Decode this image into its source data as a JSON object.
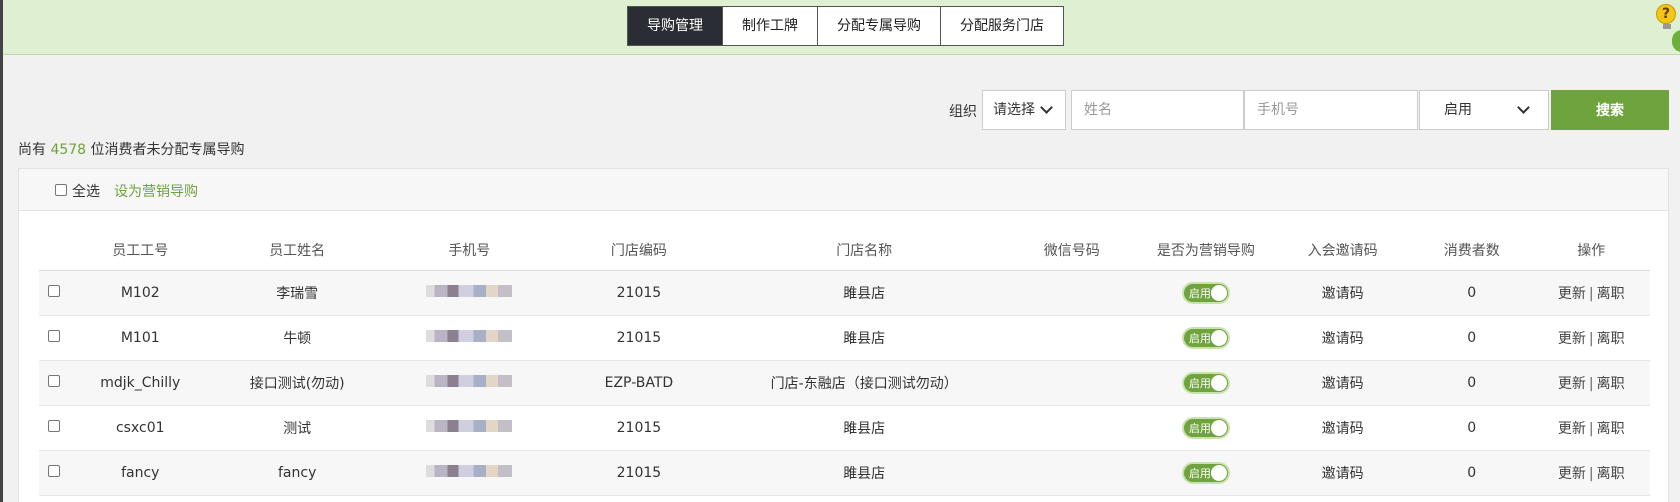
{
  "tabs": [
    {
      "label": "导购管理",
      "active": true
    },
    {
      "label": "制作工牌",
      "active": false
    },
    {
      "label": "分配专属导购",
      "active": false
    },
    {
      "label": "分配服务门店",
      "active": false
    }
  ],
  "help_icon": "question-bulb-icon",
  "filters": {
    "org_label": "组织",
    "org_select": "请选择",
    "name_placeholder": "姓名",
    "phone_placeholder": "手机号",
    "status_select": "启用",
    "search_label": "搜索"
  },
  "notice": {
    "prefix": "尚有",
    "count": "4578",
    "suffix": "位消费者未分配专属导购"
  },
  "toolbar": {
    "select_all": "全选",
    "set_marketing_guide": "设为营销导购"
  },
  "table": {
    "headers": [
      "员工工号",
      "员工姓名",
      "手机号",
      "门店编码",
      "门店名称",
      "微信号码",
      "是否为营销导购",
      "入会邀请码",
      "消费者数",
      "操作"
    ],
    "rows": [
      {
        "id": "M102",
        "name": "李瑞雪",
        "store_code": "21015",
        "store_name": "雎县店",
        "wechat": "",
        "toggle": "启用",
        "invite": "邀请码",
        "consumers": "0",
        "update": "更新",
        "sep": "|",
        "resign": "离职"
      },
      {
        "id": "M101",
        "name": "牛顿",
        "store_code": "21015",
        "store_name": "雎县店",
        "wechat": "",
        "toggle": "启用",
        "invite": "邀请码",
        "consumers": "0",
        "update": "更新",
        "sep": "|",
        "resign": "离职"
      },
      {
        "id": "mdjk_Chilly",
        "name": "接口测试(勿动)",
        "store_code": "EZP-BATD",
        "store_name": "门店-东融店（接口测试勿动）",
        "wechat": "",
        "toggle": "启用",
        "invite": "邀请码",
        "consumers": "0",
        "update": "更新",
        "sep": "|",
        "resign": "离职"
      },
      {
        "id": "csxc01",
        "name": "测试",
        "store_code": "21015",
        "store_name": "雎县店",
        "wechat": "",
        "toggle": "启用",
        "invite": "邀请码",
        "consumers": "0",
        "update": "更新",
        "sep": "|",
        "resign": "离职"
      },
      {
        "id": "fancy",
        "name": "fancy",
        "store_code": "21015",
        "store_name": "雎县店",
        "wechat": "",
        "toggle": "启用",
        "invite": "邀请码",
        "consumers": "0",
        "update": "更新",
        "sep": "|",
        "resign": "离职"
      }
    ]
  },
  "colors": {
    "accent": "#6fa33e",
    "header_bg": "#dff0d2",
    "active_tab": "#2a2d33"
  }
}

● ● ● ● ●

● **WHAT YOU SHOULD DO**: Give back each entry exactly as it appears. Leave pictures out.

● **EXPECTED ANSWER**:
Decode this image into its source data as a JSON object.
{
  "tabs": [
    {
      "label": "导购管理",
      "active": true
    },
    {
      "label": "制作工牌",
      "active": false
    },
    {
      "label": "分配专属导购",
      "active": false
    },
    {
      "label": "分配服务门店",
      "active": false
    }
  ],
  "help_icon": "question-bulb-icon",
  "filters": {
    "org_label": "组织",
    "org_select": "请选择",
    "name_placeholder": "姓名",
    "phone_placeholder": "手机号",
    "status_select": "启用",
    "search_label": "搜索"
  },
  "notice": {
    "prefix": "尚有",
    "count": "4578",
    "suffix": "位消费者未分配专属导购"
  },
  "toolbar": {
    "select_all": "全选",
    "set_marketing_guide": "设为营销导购"
  },
  "table": {
    "headers": [
      "员工工号",
      "员工姓名",
      "手机号",
      "门店编码",
      "门店名称",
      "微信号码",
      "是否为营销导购",
      "入会邀请码",
      "消费者数",
      "操作"
    ],
    "rows": [
      {
        "id": "M102",
        "name": "李瑞雪",
        "store_code": "21015",
        "store_name": "雎县店",
        "wechat": "",
        "toggle": "启用",
        "invite": "邀请码",
        "consumers": "0",
        "update": "更新",
        "sep": "|",
        "resign": "离职"
      },
      {
        "id": "M101",
        "name": "牛顿",
        "store_code": "21015",
        "store_name": "雎县店",
        "wechat": "",
        "toggle": "启用",
        "invite": "邀请码",
        "consumers": "0",
        "update": "更新",
        "sep": "|",
        "resign": "离职"
      },
      {
        "id": "mdjk_Chilly",
        "name": "接口测试(勿动)",
        "store_code": "EZP-BATD",
        "store_name": "门店-东融店（接口测试勿动）",
        "wechat": "",
        "toggle": "启用",
        "invite": "邀请码",
        "consumers": "0",
        "update": "更新",
        "sep": "|",
        "resign": "离职"
      },
      {
        "id": "csxc01",
        "name": "测试",
        "store_code": "21015",
        "store_name": "雎县店",
        "wechat": "",
        "toggle": "启用",
        "invite": "邀请码",
        "consumers": "0",
        "update": "更新",
        "sep": "|",
        "resign": "离职"
      },
      {
        "id": "fancy",
        "name": "fancy",
        "store_code": "21015",
        "store_name": "雎县店",
        "wechat": "",
        "toggle": "启用",
        "invite": "邀请码",
        "consumers": "0",
        "update": "更新",
        "sep": "|",
        "resign": "离职"
      }
    ]
  },
  "colors": {
    "accent": "#6fa33e",
    "header_bg": "#dff0d2",
    "active_tab": "#2a2d33"
  }
}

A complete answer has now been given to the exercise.